      Oh my God! I know like Anne, she was love-starved only that instead of a benevolent Matthew and Marilla, she lived with two stern grandparents that hardly shown any affection and she had a distant father whom she’d hardly seen. She was also in a marriage without passion, I think the theme of lovestarving made it into her works. Only that there are happy endings for her characters. I think it spoke about her wishes for her life. She wrote a novel called “The Blue Castle” about a young, sad, single woman named Valancy that lives with a family that doesn’t appreciate her much and taught her to be passive and subserivent to others, also they chose how she should dress. Then one day she recieves a letter telling her she has a heart condition and won’t live for another year. That’s when she decides to take charge of her life and to do things her way. Moving out to help an unwed mother and her elderly and misunderstood father, restyling her hair to the chagrin of her relatives, wearing an awesome light green dress with a red corset on top, sassing back to pompous relatives that always kept her under their thumb, marrying a man that they don’t approve of, talking back to her community’s ideas of elitism and sexism, then finally gets the news that her condition was a mix-up. In other words, it’s just what she needed. Let’s not forget that Anne helped others with love issues and with finding their own voices. In the second book, she teaches a Davy Keith how to treat others and how to respect other peoples’ feelings, third book she turns down a bethrothal of a boy that as Frankie Valli sang “you only love me out of pity,” fourth book is where she teaches a forlorn woman how to love and to shown her love and she shows love to a lonely little girl living with stern women that never shown her affection. These are many examples of how important loving and being loved is in the novels. I can picture Anne Shirley volunteering at some homeless, battered womens shelters and helping abused and neglected children right now.

  • Jen

    Glad to see the Anne-love is still flowing. Looking forward to further articles! And you’ve made me wonder how the books would read to me now, as opposed to how they read when I was young. I think I’ll have to go see what the used bookshop has in stock for the Anne books.

  • HolyMoly

    I LOVED these books when I was growing up and now I know why. I had a very similar upbringing to Anne (except I never found the stable family) and I had a very similar disposition and imagination. However, I never actually thought about why I was so drawn to her. Thank you for this post.
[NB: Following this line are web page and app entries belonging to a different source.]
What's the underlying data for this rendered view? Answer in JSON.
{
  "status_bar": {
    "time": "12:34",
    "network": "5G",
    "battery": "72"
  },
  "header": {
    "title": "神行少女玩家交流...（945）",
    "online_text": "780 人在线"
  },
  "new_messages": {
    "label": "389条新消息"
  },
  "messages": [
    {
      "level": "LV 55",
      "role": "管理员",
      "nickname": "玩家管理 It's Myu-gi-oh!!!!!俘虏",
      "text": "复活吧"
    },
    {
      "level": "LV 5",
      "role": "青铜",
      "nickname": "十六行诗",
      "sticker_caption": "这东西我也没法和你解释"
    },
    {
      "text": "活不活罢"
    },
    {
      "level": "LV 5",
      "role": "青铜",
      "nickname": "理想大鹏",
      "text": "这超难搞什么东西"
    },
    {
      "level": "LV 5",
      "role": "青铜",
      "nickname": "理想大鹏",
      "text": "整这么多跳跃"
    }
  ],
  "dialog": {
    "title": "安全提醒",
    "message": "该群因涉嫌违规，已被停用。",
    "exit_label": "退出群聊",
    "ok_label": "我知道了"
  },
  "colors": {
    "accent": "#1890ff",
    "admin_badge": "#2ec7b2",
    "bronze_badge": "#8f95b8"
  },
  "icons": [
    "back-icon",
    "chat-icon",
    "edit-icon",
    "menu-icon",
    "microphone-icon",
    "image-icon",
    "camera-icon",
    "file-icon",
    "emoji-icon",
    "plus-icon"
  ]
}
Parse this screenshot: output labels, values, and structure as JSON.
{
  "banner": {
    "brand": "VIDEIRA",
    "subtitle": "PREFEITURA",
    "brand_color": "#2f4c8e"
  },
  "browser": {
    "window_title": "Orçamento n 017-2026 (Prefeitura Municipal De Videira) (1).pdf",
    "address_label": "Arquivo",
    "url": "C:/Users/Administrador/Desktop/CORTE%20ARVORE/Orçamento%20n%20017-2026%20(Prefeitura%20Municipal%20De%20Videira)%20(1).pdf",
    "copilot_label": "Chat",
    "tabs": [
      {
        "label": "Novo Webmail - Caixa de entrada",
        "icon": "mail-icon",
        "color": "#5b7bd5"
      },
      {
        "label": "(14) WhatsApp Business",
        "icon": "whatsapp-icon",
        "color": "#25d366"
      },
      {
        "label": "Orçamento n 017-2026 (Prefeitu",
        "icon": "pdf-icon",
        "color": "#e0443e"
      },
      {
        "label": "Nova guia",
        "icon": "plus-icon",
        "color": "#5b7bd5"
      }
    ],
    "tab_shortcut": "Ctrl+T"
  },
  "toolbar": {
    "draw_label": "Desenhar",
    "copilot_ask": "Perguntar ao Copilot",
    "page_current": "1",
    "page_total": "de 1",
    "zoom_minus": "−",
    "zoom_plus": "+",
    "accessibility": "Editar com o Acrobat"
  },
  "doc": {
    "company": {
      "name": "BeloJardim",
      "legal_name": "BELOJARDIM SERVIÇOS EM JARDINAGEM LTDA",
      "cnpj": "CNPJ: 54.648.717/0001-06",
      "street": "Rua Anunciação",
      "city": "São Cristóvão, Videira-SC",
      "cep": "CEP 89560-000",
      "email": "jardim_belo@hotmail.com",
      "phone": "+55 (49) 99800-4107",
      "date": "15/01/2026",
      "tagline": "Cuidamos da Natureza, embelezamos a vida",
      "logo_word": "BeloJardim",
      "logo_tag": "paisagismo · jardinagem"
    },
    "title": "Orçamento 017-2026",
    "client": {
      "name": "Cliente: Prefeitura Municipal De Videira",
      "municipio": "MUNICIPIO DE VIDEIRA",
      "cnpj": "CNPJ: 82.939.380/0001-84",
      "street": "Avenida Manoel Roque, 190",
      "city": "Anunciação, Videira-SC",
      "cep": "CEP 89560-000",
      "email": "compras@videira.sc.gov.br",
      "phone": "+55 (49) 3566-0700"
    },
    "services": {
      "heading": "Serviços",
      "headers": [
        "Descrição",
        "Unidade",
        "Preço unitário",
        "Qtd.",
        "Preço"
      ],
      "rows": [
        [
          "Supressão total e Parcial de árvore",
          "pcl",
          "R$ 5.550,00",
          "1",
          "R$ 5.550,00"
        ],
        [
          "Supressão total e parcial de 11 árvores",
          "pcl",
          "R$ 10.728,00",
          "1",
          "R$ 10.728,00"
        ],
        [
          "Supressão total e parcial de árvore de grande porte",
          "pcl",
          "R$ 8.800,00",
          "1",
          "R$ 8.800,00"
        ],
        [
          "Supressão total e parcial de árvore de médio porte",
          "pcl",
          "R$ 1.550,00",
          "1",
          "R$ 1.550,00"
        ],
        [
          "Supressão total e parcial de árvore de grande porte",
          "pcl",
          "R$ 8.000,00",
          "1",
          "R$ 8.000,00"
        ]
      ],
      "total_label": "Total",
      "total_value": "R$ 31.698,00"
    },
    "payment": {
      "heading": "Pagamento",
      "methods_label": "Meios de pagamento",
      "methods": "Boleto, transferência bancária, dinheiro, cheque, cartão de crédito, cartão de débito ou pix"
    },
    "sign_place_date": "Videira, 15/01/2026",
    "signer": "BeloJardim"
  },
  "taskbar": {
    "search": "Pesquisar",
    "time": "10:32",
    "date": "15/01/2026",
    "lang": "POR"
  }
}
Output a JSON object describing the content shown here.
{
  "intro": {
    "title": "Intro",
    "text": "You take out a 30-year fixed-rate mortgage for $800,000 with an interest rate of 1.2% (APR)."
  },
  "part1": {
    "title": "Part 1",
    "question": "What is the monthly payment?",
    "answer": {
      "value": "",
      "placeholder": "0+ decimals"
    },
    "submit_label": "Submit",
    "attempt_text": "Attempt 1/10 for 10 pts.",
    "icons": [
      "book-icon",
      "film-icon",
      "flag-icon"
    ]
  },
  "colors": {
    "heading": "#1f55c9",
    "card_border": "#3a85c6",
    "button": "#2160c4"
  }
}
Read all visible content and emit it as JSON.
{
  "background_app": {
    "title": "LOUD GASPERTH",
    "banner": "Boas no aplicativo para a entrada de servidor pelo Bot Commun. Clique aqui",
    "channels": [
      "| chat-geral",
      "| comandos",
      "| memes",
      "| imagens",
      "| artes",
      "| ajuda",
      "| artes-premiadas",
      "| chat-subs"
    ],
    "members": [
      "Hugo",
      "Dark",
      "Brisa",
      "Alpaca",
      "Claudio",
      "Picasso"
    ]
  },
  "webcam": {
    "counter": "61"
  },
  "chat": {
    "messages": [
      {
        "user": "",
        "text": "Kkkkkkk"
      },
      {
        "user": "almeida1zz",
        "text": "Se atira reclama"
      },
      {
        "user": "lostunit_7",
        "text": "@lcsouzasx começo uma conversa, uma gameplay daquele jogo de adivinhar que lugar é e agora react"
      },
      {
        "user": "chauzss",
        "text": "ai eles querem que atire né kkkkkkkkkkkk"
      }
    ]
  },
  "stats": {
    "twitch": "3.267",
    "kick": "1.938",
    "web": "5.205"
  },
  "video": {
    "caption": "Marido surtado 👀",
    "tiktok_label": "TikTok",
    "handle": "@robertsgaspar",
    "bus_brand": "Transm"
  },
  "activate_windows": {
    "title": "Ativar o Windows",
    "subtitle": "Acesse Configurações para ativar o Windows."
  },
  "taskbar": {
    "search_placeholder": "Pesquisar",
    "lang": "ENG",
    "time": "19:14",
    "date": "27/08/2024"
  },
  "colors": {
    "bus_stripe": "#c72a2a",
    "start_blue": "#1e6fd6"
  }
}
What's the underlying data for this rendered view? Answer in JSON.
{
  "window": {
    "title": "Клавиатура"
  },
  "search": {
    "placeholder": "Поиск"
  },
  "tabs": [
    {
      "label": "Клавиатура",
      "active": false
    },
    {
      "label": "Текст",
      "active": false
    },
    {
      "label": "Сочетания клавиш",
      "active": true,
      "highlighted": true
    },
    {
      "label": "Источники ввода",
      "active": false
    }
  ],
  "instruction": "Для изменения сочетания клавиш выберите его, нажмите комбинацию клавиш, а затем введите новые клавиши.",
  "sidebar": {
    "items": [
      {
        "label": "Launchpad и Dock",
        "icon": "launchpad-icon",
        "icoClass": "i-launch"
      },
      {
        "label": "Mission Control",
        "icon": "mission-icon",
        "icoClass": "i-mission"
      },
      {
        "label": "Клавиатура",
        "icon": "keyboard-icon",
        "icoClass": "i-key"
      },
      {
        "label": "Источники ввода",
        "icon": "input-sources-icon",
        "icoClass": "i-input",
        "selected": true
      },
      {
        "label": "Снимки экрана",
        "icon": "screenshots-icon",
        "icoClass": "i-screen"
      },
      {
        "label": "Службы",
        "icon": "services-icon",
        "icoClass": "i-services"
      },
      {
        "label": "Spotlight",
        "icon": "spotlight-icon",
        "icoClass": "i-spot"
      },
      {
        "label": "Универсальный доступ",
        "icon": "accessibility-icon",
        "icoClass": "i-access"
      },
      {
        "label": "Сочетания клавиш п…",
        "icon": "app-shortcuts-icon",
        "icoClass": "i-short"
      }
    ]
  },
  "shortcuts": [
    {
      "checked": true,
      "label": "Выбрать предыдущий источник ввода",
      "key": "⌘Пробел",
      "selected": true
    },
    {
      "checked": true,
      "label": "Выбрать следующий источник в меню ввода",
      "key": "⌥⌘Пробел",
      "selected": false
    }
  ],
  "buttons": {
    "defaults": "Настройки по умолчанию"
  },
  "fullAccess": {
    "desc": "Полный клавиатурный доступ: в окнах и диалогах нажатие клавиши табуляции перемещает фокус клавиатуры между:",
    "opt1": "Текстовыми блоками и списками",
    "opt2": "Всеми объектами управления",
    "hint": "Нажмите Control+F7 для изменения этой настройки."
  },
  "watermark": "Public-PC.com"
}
  • Karen

    I, too, devoured the Anne of Green Gables books as a child. Here was a girl with her own insecurities (that hair! those freckles!) but her own *everything else* too–her own dreams, her own mind, her own passions, her own way of speaking truth to power. She was a glorious heroine to me as a girl. I anxiously await your feminist reading of Anne Shirley.

  • Lisa Moore

    AHHHHHHH! The Anne Shirley (and Emily Starr and Valancy Crawford and and and) love knows no bounds in my memory and imagination. Those books were just what I needed to get through childhood. I still re-read them every year and get this, my 10-year-old son enjoys them too. It was so important to me that Anne and especially Emily were writers. In fact I wrote my senior honours thesis at Queen’s University (not quite the same one Anne attended) on Emily of New Moon! Thank you so much for this post.

    • Katy

      I also attended Queen’s (but for my undergrad) and am looking at a Master’s (hopefully focusing on LMM)! I love this post but I just wanted to say that I love that your comment mentions Valancy Stirling as she is often forgotten in the LMM love. :)

  • Heather

    I am LOVING this series! :)

    I continually hear people referring to the Anne books as a happy children’s series full of fanciful imaginations — and nothing more. This has always struck me as ridiculous and confusing, and I guess it’s because I’ve always found the books to be… depressing, I suppose, as beautiful and wonderful as they are. Even as a child (and maybe this is because I was always a very emotional person, even when I was young), I never thought that Anne was happy or even simple to understand — she had a difficult and, yes, depressing life.

    All that being said, this piece was a welcome addition to the opinions on Anne. Thank you for it.